Like most people I know, the verdict in the case against Trayvon Martin’s killer has me thinking a lot about the incredibly tangled history of racism in America. Last night, I offered a point of view on my personal Facebook page (that economic justice might be the widest path toward racial justice), and invited others to share their thoughts.
I know. What was I thinking?
An acquaintance jumped in right away with a very different perspective. By “very different,” I mean pretty much opposite to everything I believe today about race and poverty. The substance of her argument offended my sensibilities. I knew it would offend others. But it wasn’t some crazy hate speech. I had asked for thoughts, and she gave hers.
I’m sure things I’ve posted have caused this acquaintance to think OMFG FOR REAL? many times, so I don’t mind her knowing that my first thoughts were along the lines of WHOA. It was tempting, for a second, to react from that place.
But what would that do, except demonstrate that I’m a smartass? We know this already. I chose to respond instead of react, talking about my own evolving understanding of privilege and bias. She responded in turn, expanding on her position. Someone smarter than us both jumped in with additional perspective. Everybody was being pushed to think about what we think. It was uncomfortable, and I was really, really wishing I had just posted pictures of kittens instead, but I was at least learning something about commonly held biases (in myself as well as others) and how to challenge them. Maybe others were, too.
When it started to feel a little heated, I walked away for a while to let the argument cool down, or hopefully shift direction.
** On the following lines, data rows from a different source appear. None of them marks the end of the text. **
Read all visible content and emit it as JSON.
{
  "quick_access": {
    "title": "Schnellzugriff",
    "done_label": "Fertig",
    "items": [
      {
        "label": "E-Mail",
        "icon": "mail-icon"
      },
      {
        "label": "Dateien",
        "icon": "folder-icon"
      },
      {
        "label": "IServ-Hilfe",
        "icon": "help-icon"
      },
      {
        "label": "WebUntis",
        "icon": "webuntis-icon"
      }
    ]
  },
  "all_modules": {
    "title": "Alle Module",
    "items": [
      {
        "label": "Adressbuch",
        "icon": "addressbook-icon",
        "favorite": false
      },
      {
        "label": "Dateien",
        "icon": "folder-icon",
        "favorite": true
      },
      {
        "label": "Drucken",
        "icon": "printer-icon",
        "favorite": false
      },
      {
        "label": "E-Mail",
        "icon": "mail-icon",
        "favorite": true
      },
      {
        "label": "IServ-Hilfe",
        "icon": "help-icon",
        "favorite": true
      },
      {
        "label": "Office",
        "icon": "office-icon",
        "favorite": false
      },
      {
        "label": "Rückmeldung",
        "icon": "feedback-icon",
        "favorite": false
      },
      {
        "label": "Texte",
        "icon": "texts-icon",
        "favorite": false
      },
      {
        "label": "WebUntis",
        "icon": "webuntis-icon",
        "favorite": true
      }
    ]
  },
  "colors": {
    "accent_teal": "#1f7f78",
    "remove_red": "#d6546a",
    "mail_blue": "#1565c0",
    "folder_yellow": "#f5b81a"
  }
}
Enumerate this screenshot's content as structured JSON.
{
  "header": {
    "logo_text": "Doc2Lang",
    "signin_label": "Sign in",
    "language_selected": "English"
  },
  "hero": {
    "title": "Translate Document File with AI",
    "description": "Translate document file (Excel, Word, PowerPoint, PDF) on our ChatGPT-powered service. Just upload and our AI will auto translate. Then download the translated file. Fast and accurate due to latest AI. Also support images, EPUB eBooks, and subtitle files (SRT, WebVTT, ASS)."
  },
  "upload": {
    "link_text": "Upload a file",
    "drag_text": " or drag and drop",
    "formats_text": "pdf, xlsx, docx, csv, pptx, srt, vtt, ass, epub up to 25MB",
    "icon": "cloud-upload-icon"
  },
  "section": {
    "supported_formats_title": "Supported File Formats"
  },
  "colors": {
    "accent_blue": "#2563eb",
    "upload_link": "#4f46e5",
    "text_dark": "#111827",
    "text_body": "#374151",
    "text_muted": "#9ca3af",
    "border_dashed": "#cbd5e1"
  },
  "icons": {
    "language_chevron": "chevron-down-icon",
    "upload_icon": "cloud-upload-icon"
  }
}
When I came back a little while later, there was just a smoking crater. Others had come along and tossed in a couple of snark grenades. Boom.
I shut down was what left, and went to bed, feeling angry and hopeless that we can ever have a conversation about race and class that doesn’t just drive everyone back deeper into their trenches. I was also conflicted, because the points behind the snark were valid, though they came in stink bombs. Was it fair to take greater offense at the form of one argument, than at the substance of the other?
I hate people, I thought. I’m sticking with kittens.
This morning, I saw right away that problem wasn’t with people. The problem was context. Can we have meaningful conversations about difficult things? Yes. Can we have meaningful conversations about difficult things on Facebook? Maybe. Maybe not. It depends.
What it depends on is something called tenemos, a greek word for sanctuary that Carl Jung adopted to mean the boundaries you draw to create a safe spot where transformation can take place. If you’ve ever been to a twelve-step meeting and heard the traditions recited, or been given a set of guidelines at the beginning of a group therapy session, you’ve been under the protection of tenemos.
Tenemos provides rules of engagement for transformative conversation. Good tenemos keeps an individual from dominating the discussion. It prevents a mob pile-on. It creates space for thinking and listening. It may not assure comfort, but it communicates safety. It invites people to be honest and vulnerable, without fear of being personally attacked. It defines clear expectations around privacy and confidentiality. It tells us how to enter the space of transformation, and how to leave it.
Does that sound anything like an average Facebook thread to you?
Me either. I was formally trained and worked as a group facilitator for several years–I should have known better than to think I could throw out an extremely volatile topic and assume everyone would be guided by the same understanding, or even enter the conversation with the same goal as mine.
I witnessed an egregious example of that kind of recklessness at a conference workshop earlier this year, when the breakout session turned into a pseudo-pyschotherapeutic altar call, with the session leader urging participants to share their deepest, and most raw traumas in the twenty minutes or so allotted for discussion. No statement of confidentiality. No plan for aftercare for people who might be triggered by someone’s else’s story of incest or miscarriage. No resource referral. No tenemos. I was appalled. I was literally shaking with anger when I left the session room that anyone in position of leadership, however temporarily, would be so irresponsible. It felt manipulative, but I’ll allow that it may have been naivete.
Everyone has a town hall now. Everybody has the mic. Everybody has a circle of chairs. If we want to convene meaningful conversations about difficult things on our platforms, we need to think about tenemos, and what the best context is for the discussion we hope to have.
Tenemos doesn’t apply to every form of engagement. Not every discussion has to be transformative or even polite. Some people are into intellectual blood sport. I get that. I come from a family full of mental gladiators, and I enjoy a match of wits in the proper arena. Ask my husband. There’s a place for the killer comeback, the well-timed zinger. Maybe there’s a place for snark and sarcasm, too.
But it’s not in the same place where minds stay open and soul-searching might happen. It’s not in my tenemos.